by Joe Curry
If you have removed any of the emissions equipment (particularly the air pump) from a Spitfire 1500 engine and it blows oil out various places, like the dipstick tube, it is quite possible that the problem is being caused by excessive crankcase pressure. Early Spitfire engines were engineered with an open breathing system. With emissions legislation, the systems were closed and the emissions equipment was used in part to help relieve the crankcase pressure. If local emissions requirements dictate that the equipment not be removed or disabled, all parts must be brought up to working condition.
Under certain conditions, it may be legal to remove the emissions equipment. One such case is using a 1500 engine in an older car that does not require emissions equipment. The pieces can be removed but to prevent oil from being blown out of the engine, the breathing system must be opened.
The system can be opened as follows:
If the car has an electric fuel pump, the port on the block makes a great place to mount a blow-by relief port. Fabricate a cover plate with a pipe the same size as the one on the valve cover. Connect a hose to this pipe and bend it upward to the top of the valve cover and then downward into a vented catch bottle. Pressure being built up in the crankcase will be vented into the catch bottle trapping any oil that is carried with it. Most oil escaping the block will be trapped in the hose and run back down into the oil pan.

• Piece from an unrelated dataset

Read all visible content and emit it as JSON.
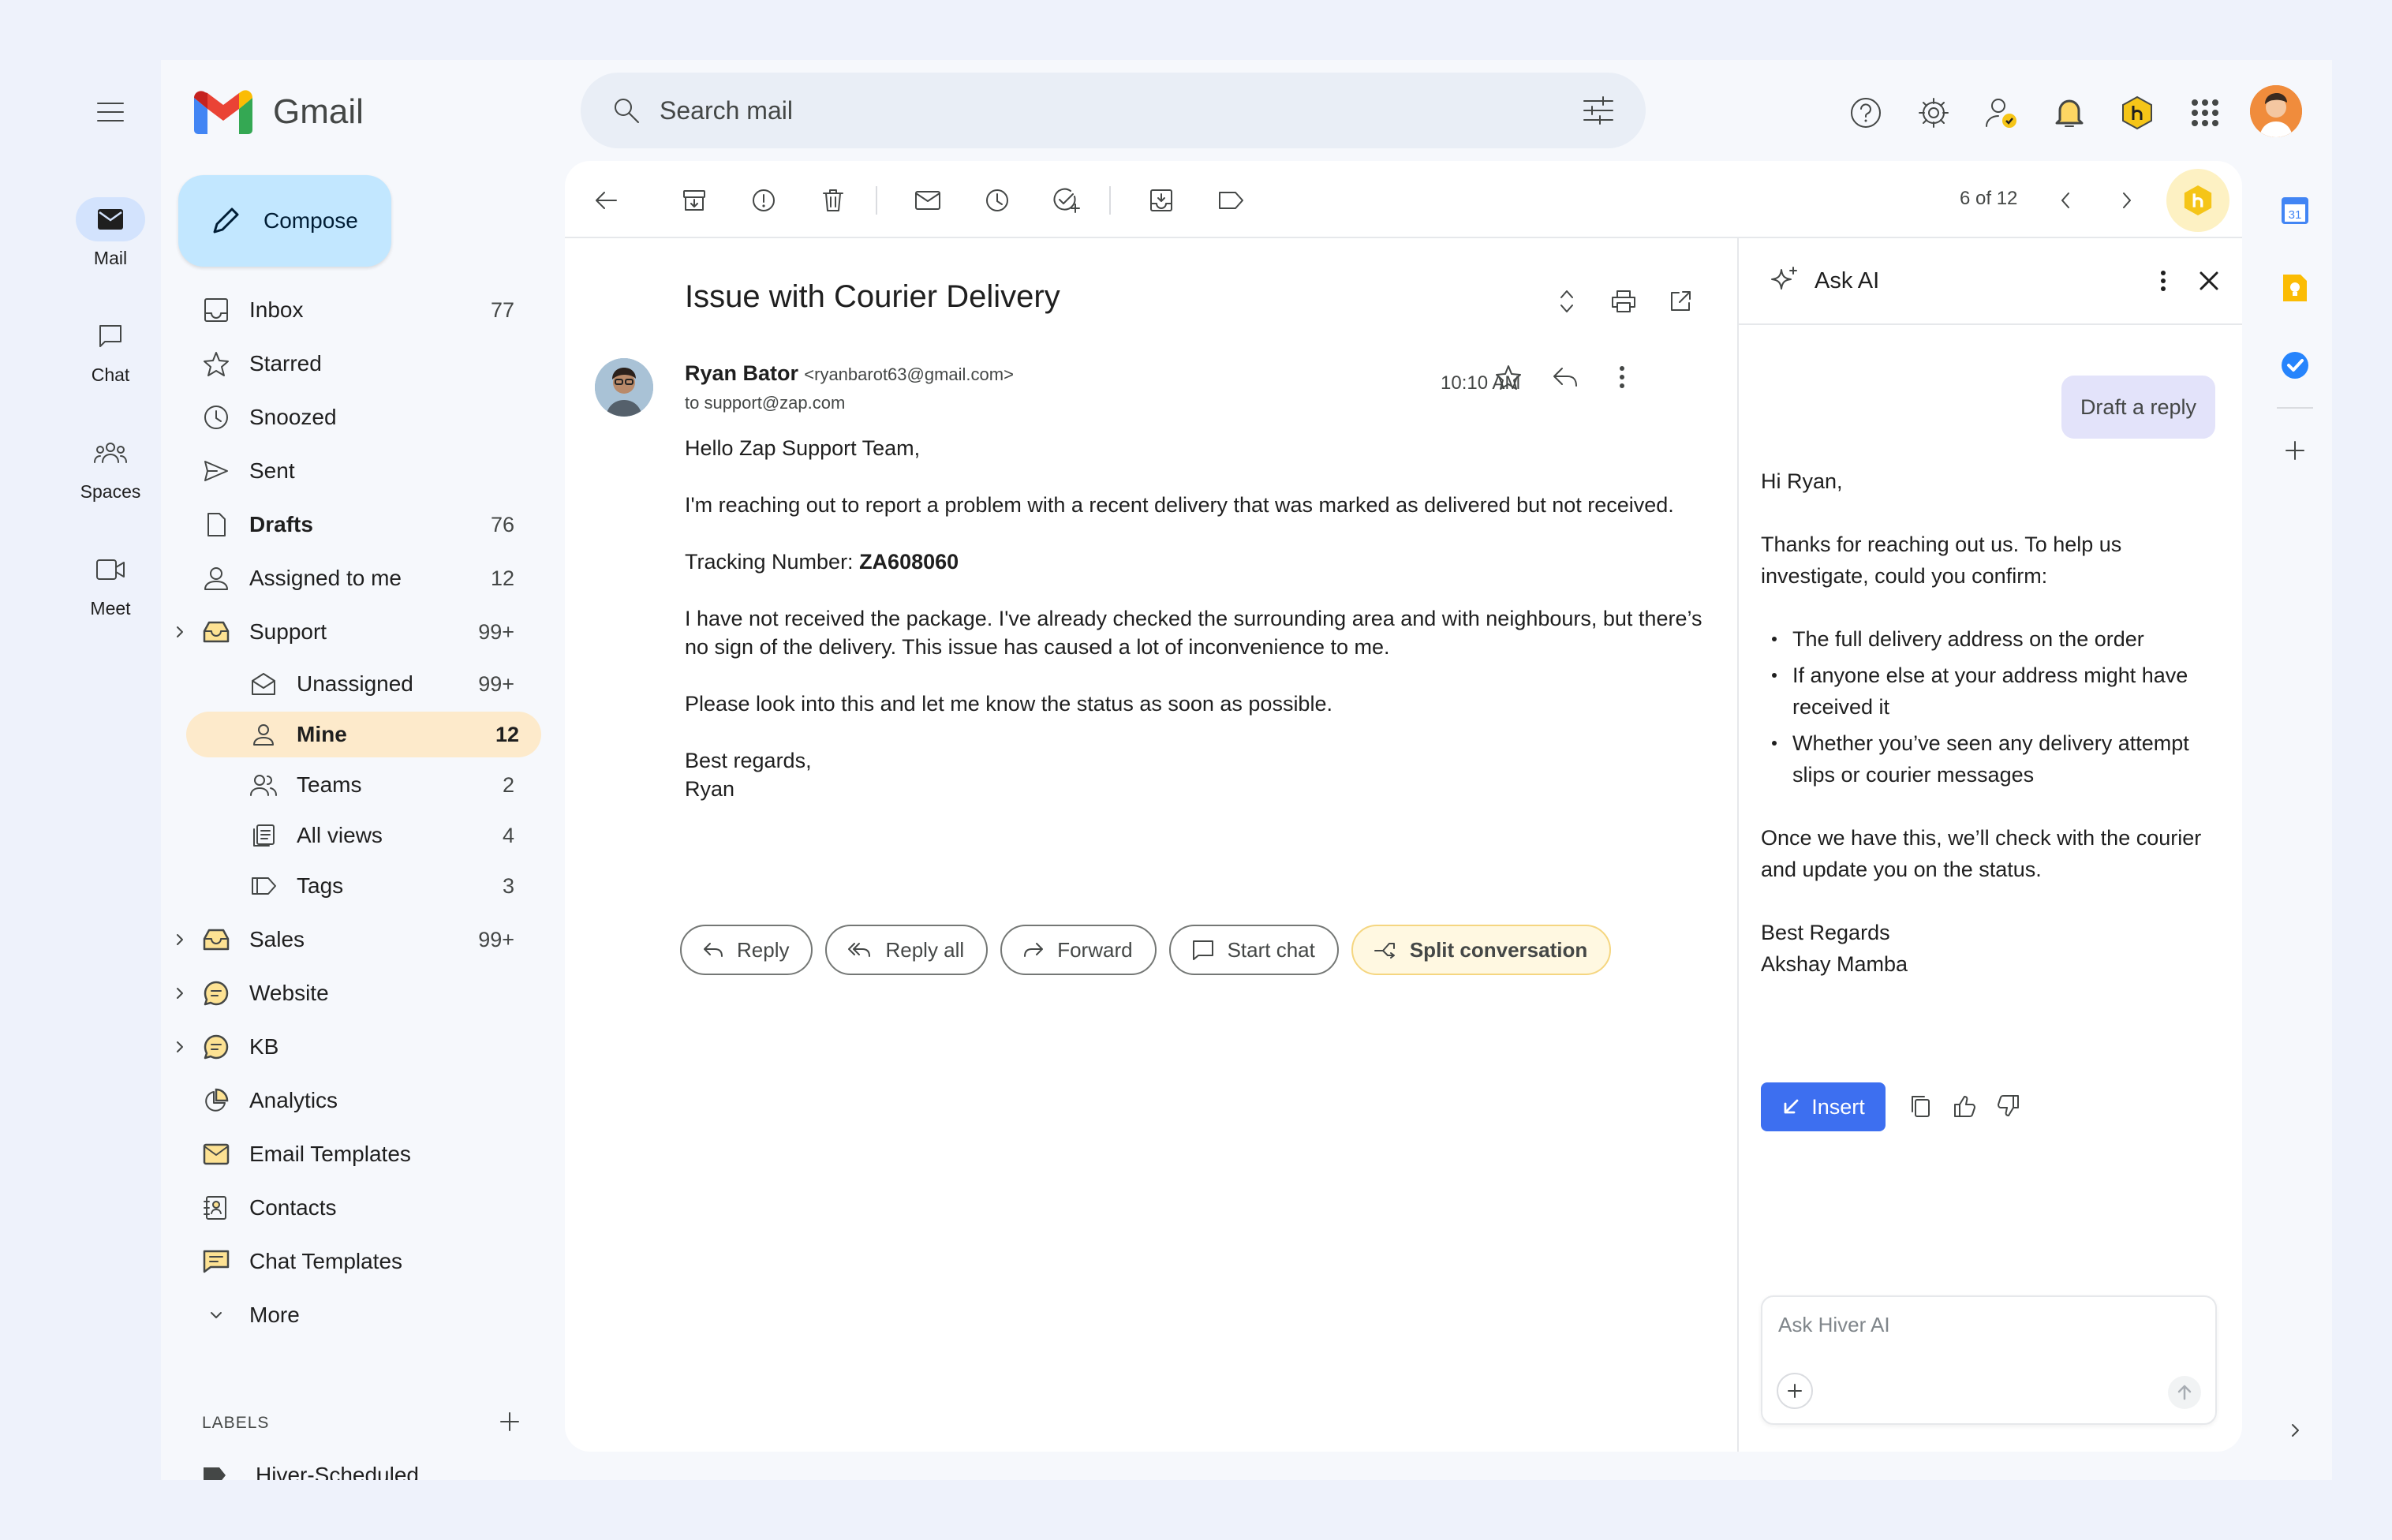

If the hose from the valve cover has been disconnected from the carburetor, relief valve or carbon canister (as applicable), it can be tied into the catch tank using a "T" fitting as used on some variations of this engine. The carbon canister makes an excellent catch tank if it is no longer being used in its intended configuration.